» Source data:
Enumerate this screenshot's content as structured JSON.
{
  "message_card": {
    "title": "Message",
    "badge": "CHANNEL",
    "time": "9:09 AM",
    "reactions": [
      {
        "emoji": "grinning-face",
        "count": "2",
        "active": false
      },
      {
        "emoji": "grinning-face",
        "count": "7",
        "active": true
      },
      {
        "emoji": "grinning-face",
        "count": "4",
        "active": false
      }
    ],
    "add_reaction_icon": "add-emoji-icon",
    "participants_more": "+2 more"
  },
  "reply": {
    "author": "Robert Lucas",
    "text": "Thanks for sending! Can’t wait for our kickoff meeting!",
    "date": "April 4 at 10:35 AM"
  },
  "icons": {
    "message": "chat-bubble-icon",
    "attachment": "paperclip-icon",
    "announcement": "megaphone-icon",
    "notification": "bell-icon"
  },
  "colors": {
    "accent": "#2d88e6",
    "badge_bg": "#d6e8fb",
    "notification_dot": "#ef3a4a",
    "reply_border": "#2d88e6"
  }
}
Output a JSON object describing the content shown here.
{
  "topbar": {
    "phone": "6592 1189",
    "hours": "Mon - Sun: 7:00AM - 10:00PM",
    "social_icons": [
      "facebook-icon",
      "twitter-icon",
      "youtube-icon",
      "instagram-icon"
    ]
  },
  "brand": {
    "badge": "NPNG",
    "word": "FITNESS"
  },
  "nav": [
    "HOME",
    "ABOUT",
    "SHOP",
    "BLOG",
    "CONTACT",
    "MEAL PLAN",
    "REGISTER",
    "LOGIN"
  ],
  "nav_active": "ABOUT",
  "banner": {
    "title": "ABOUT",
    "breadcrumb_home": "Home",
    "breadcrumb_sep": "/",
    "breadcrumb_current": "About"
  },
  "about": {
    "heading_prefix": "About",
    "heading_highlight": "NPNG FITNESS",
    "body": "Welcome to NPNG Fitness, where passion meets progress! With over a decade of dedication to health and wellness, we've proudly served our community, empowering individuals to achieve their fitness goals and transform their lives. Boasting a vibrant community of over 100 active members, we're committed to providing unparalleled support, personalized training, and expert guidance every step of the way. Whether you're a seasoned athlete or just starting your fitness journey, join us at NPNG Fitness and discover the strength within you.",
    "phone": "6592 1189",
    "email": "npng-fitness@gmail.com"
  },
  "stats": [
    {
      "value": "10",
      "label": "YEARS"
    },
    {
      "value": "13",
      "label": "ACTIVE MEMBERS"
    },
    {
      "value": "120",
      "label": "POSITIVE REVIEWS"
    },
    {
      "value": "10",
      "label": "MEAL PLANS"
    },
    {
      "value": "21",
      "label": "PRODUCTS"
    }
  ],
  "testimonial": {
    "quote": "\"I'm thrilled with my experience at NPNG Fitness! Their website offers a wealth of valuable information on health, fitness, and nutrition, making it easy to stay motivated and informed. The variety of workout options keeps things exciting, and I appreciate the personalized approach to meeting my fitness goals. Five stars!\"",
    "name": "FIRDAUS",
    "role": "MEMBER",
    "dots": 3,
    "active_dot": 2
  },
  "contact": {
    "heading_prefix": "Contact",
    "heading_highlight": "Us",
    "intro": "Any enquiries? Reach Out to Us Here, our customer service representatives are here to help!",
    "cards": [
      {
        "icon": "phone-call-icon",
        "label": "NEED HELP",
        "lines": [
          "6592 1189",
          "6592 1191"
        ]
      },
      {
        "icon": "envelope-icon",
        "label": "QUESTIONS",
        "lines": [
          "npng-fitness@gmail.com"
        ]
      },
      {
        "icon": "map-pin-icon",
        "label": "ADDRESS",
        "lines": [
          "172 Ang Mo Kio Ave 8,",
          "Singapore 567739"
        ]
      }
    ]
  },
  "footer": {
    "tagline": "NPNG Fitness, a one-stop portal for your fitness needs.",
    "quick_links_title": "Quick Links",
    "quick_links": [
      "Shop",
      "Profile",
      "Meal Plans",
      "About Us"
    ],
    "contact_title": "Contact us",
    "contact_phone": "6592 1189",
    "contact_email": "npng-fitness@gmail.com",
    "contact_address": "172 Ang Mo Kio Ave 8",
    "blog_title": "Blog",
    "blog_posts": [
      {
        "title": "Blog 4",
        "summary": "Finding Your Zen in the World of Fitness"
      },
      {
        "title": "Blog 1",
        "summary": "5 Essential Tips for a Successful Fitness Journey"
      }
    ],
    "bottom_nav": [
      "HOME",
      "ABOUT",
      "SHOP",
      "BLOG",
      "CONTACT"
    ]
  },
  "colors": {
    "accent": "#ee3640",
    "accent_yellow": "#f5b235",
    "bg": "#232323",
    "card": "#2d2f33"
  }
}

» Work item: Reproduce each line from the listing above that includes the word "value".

» Solution to the exercise:
      "value": "10",
      "value": "13",
      "value": "120",
      "value": "10",
      "value": "21",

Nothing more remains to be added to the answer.